(Data about app and page elements)

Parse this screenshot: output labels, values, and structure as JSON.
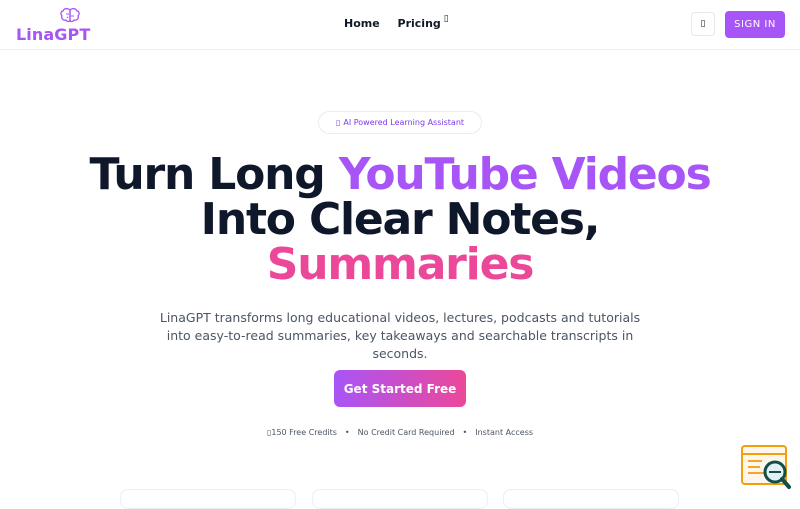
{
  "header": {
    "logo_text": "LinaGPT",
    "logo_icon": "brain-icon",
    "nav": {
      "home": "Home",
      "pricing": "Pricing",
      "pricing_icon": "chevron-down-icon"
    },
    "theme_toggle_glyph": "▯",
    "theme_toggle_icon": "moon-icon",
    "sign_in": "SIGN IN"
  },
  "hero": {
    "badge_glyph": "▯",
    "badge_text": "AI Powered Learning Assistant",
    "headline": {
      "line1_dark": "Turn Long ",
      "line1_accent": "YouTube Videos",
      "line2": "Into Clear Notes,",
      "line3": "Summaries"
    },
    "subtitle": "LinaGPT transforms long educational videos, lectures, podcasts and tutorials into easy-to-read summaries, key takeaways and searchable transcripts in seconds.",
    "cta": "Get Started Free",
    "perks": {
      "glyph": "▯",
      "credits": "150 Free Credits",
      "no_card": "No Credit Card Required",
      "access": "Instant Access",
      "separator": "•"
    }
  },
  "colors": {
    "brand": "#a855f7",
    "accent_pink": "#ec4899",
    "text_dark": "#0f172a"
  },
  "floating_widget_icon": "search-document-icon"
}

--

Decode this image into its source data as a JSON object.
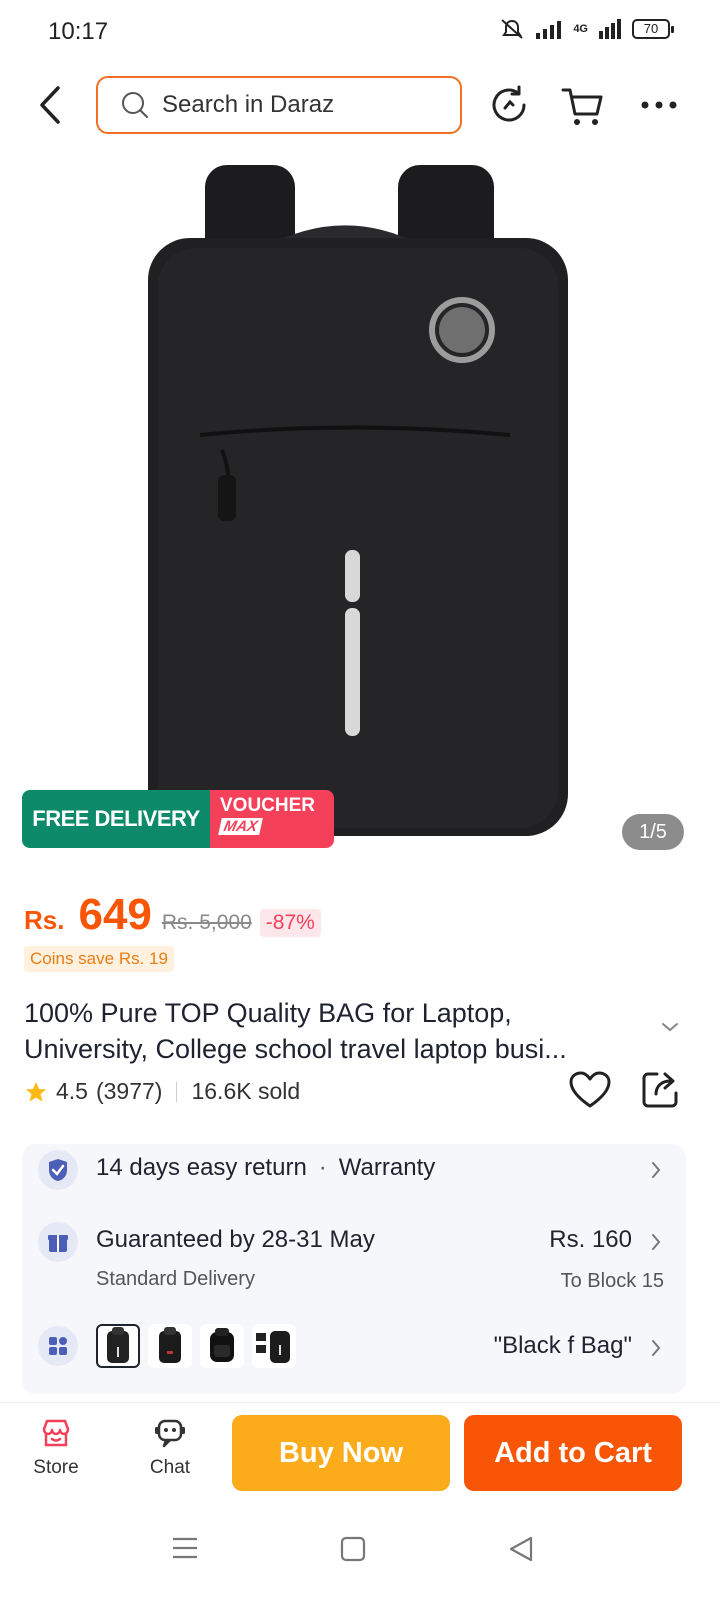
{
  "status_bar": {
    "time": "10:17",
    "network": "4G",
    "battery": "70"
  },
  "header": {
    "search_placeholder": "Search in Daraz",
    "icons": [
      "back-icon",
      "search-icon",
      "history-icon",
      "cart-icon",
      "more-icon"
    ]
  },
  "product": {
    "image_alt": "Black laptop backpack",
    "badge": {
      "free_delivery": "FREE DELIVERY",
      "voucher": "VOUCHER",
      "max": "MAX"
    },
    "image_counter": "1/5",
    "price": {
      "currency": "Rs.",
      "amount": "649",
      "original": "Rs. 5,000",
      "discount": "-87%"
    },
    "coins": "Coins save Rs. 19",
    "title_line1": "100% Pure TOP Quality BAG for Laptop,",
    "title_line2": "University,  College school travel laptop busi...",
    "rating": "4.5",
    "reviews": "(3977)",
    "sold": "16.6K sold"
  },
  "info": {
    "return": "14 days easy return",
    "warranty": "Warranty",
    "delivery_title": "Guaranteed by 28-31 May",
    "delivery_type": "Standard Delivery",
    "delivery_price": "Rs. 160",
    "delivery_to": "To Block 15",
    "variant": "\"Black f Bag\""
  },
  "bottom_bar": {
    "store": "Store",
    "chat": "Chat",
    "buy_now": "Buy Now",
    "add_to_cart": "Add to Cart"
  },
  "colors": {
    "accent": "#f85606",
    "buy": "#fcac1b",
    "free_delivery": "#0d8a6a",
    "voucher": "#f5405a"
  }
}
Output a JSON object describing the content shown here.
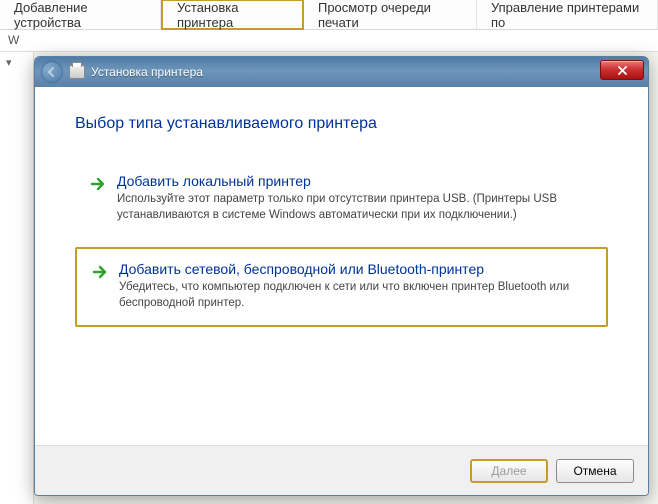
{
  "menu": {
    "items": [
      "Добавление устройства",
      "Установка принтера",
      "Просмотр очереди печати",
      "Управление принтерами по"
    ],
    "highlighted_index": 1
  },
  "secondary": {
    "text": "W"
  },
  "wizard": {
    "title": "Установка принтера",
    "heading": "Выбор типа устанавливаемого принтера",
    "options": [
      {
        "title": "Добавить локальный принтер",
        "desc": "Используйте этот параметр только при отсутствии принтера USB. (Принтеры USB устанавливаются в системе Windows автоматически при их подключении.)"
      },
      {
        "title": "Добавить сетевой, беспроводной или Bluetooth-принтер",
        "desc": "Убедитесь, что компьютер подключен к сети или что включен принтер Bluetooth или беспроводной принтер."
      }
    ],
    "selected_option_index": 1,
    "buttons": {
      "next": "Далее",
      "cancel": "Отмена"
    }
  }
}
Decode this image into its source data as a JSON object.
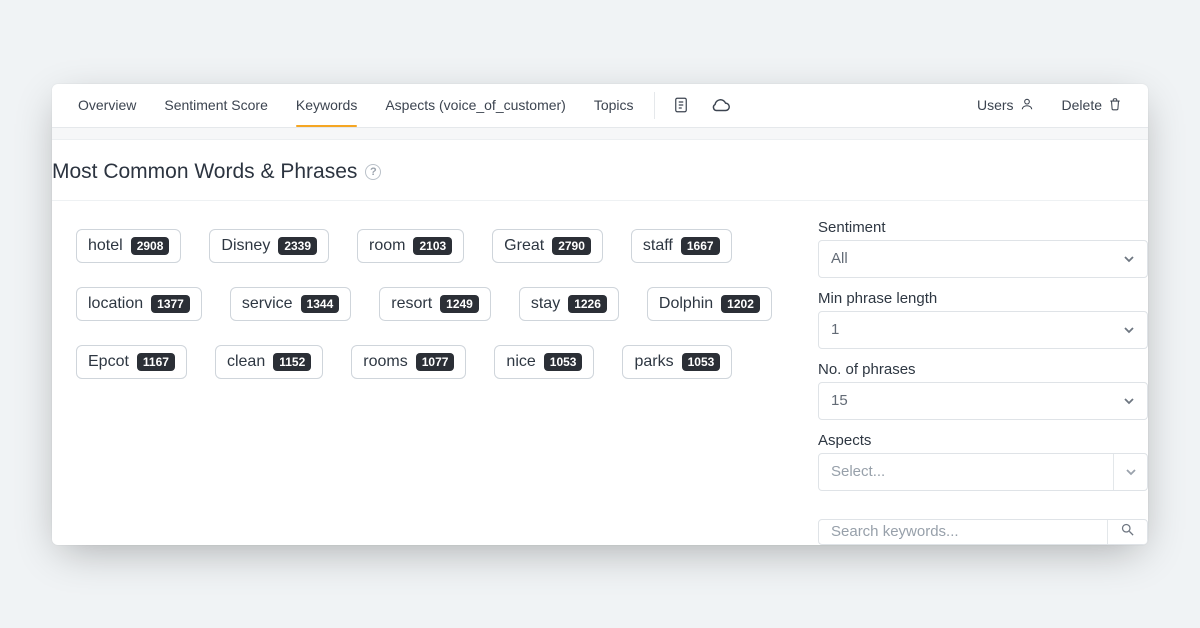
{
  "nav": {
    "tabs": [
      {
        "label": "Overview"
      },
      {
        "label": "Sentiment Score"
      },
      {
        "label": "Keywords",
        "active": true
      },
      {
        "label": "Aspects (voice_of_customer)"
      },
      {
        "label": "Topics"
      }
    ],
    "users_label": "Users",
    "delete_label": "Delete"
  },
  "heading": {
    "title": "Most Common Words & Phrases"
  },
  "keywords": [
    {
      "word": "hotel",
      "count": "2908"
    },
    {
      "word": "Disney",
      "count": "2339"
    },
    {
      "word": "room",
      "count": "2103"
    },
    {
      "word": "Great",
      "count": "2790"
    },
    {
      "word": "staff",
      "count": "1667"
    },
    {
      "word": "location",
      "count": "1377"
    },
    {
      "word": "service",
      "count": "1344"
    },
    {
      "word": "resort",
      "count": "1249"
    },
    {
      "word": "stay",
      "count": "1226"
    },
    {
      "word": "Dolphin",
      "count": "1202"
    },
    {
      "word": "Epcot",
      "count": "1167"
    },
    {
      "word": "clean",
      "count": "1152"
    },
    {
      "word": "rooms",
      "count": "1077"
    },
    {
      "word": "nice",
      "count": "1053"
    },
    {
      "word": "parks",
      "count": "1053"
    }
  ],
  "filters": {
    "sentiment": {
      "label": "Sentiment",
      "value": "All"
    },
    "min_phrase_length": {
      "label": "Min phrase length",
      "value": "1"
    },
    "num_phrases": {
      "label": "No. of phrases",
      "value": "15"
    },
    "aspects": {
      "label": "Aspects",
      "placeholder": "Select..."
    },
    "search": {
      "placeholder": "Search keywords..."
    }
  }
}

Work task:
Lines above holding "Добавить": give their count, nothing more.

Solved exercise:
2